If one says, “A is either true or false,” then there are only two possible values that A can have—true or false. But if one says, “either A or not-A is true,” then there might be all sorts of values that A could have: true, false, indeterminate, probably true, slightly true, kind of true, true in Euclidean but not Riemannian geometry, and so on. The first formulation allows only one alternative to “true” (namely, “false”), but the second formulation allows many alternatives. The second formulation does indeed require that at least A or not-A be true, but it puts no further restrictions on what other values might substitute for “true.” (For example, perhaps A is true, and yet not-A is merely indeterminate.)

The advantage of sticking to the first formulation (often called the principle of bivalence) is that it forces us to reason from propositions that describe what is definitely so or not so, and as a result, we can actually prove things. (After all, if we were to give reasons that were neither true nor false, then our reasons would seem to end up proving nothing. Imagine, for example, someone saying, “I believe this conclusion for a good reason, but my reason is neither true nor false.” Moreover, if the conclusions we wanted to prove were also to turn out to be neither true nor false, then they would remain unprovable; what would it mean, one might ask, to “prove” the untrue?) Considerations of this sort led Aristotle to believe that scientific knowledge always depended crucially on propositions of argument that had to be true or false.

On the other hand, there are many situations in life where our ideas are so vague and indefinite that the best we can say is that a particular proposition seems somewhat true, or true to a certain degree, or true for the most part. (For example, Aristotle held that propositions of ethics were sometimes only “true for the most part.” In the Middle Ages, a number of logicians wanted to use “indeterminate” as a truth value, in addition to true and false, and in the 20th and 21st centuries, logicians have experimented increasingly with the idea that there could be many truth values, in addition to true and false. As a result, there are now various systems of many-valued logic, including so-called fuzzy logic, which assigns numerical degrees of truth to different propositions.)
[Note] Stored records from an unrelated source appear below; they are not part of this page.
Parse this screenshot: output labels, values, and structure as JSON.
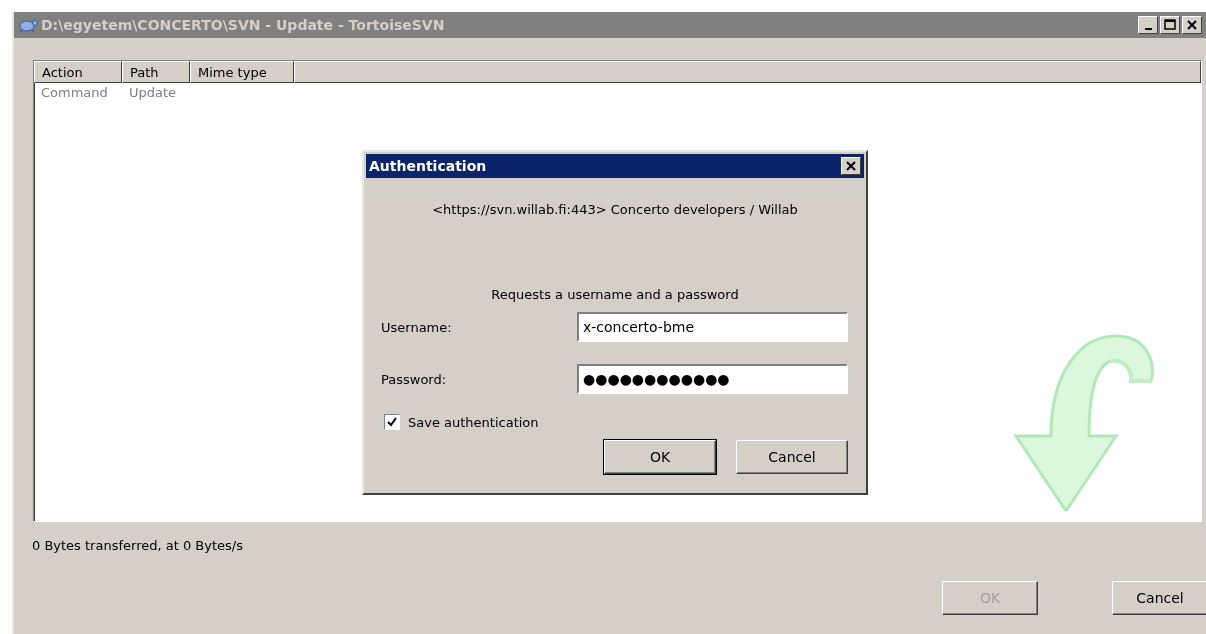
{
  "window": {
    "title": "D:\\egyetem\\CONCERTO\\SVN - Update - TortoiseSVN"
  },
  "table": {
    "columns": [
      "Action",
      "Path",
      "Mime type"
    ],
    "rows": [
      {
        "cells": [
          "Command",
          "Update"
        ]
      }
    ]
  },
  "status_bar": "0 Bytes transferred, at 0 Bytes/s",
  "buttons": [
    {
      "label": "OK",
      "disabled": true
    },
    {
      "label": "Cancel",
      "disabled": false
    }
  ],
  "dialog": {
    "title": "Authentication",
    "realm": "<https://svn.willab.fi:443> Concerto developers / Willab",
    "prompt": "Requests a username and a password",
    "fields": [
      {
        "label": "Username:",
        "value": "x-concerto-bme"
      },
      {
        "label": "Password:",
        "value": "●●●●●●●●●●●●"
      }
    ],
    "save": {
      "label": "Save authentication",
      "checked": true
    },
    "buttons": [
      {
        "label": "OK",
        "default": true
      },
      {
        "label": "Cancel",
        "default": false
      }
    ]
  }
}
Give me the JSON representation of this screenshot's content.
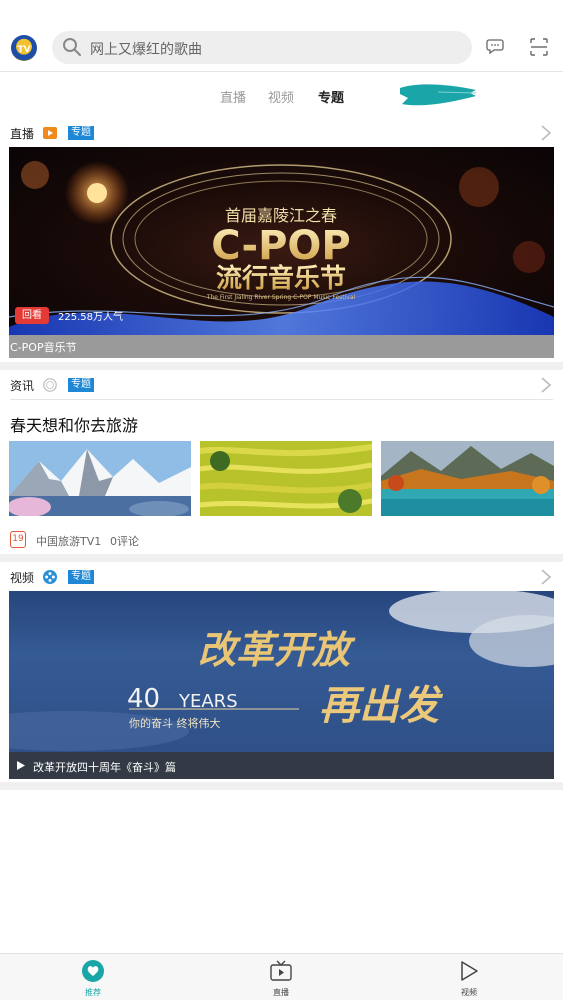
{
  "header": {
    "search_placeholder": "网上又爆红的歌曲"
  },
  "tabs": [
    {
      "label": "直播",
      "active": false
    },
    {
      "label": "视频",
      "active": false
    },
    {
      "label": "专题",
      "active": true
    }
  ],
  "sections": {
    "live": {
      "title": "直播",
      "badge": "专题",
      "icon": "live-play-icon",
      "banner": {
        "subtitle": "首届嘉陵江之春",
        "headline": "C-POP",
        "headline2": "流行音乐节",
        "english": "The First Jialing River Spring C-POP Music Festival",
        "replay_label": "回看",
        "viewers": "225.58万人气"
      },
      "caption": "C-POP音乐节"
    },
    "news": {
      "title": "资讯",
      "badge": "专题",
      "icon": "news-circle-icon",
      "article_title": "春天想和你去旅游",
      "date_badge": "19",
      "source": "中国旅游TV1",
      "comments": "0评论"
    },
    "video": {
      "title": "视频",
      "badge": "专题",
      "icon": "film-reel-icon",
      "banner": {
        "calligraphy1": "改革开放",
        "calligraphy2": "再出发",
        "years_number": "40",
        "years_text": "YEARS",
        "slogan": "你的奋斗 终将伟大"
      },
      "caption": "改革开放四十周年《奋斗》篇"
    }
  },
  "bottom_nav": [
    {
      "label": "推荐",
      "icon": "heart-icon",
      "active": true
    },
    {
      "label": "直播",
      "icon": "tv-icon",
      "active": false
    },
    {
      "label": "视频",
      "icon": "play-triangle-icon",
      "active": false
    }
  ],
  "colors": {
    "accent": "#1aa6a6",
    "badge_blue": "#1e88d6",
    "replay_red": "#e53935"
  }
}
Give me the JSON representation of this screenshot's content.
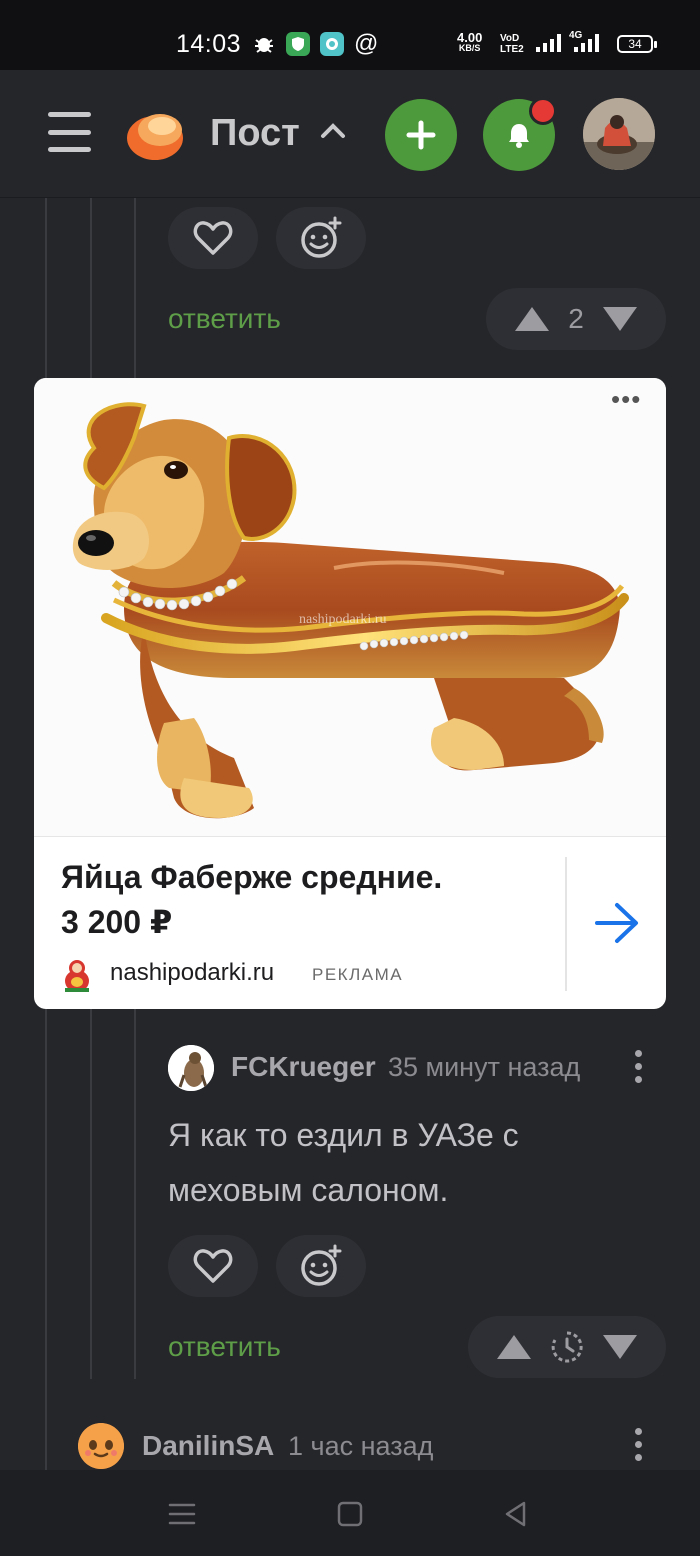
{
  "status_bar": {
    "time": "14:03",
    "net_speed_value": "4.00",
    "net_speed_unit": "KB/S",
    "volte": "VoD LTE2",
    "network": "4G",
    "battery": "34"
  },
  "header": {
    "title": "Пост",
    "icons": [
      "menu-icon",
      "logo",
      "chevron-up-icon",
      "plus-icon",
      "bell-icon",
      "avatar"
    ],
    "accent_color": "#4d9a3c",
    "notification_dot_color": "#e53935"
  },
  "comment_top": {
    "reply_label": "ответить",
    "vote_count": "2"
  },
  "ad": {
    "image_watermark": "nashipodarki.ru",
    "title": "Яйца Фаберже средние.",
    "price": "3 200 ₽",
    "domain": "nashipodarki.ru",
    "label": "РЕКЛАМА",
    "more": "•••",
    "arrow_color": "#1a73e8"
  },
  "comment_fck": {
    "username": "FCKrueger",
    "time": "35 минут назад",
    "text": "Я как то ездил в УАЗе с меховым салоном.",
    "reply_label": "ответить"
  },
  "comment_danilin": {
    "username": "DanilinSA",
    "time": "1 час назад"
  },
  "nav_bar": {
    "buttons": [
      "recent-apps-icon",
      "home-icon",
      "back-icon"
    ]
  }
}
All the same, the principle of bivalence still plays a fundamental role even in systems of many-valued logic, albeit at a higher level. (The second formulation that you have cited is now termed the law of excluded middle, though before the development of many-valued logics, the two formulations would have amounted to the same thing.)

Specifically, many-valued logics assign different values to various propositions and then draw conclusions from the assignments. (For example, if A is “somewhat true,” then one can conclude that A is not “entirely false.”) Nevertheless, such systems always rely on at least two crucial assumptions: (1) the propositions in question, such as A, do indeed have the assigned values or they do not, and (2) these propositions cannot both have the assigned values and not have them. The first assumption is the principle of bivalence all over again, though at the “meta” level (meaning that it applies, not to A, but to statements about A, that is, to the statements of A’s truth value). And the second assumption is the traditional law of contradiction. (For more on the law of contradiction, you might see Questions 5536 and 5777.)

In other words, the propositions treated by a system of many-valued logic are typically imprecise and indefinite, and what a many-valued logic then does is allow us to talk in a precise and definite way about the imprecise and indefinite. To achieve this result, however, the system’s own statements must be definite, and to achieve coherence, the system’s own statements must also be noncontradictory. By contrast, if one were to relax these restrictions on the system, then all one would get would be an indefinite discussion of the indefinite, or an incoherent discussion. And if this last result were all that one hoped to achieve, then there would be no need to build the system in the first place. Instead, just leap from bed in the morning, and without drinking any tea or coffee, start talking. If you are like me, you will then arrive almost instantly at the appropriate level of grogginess.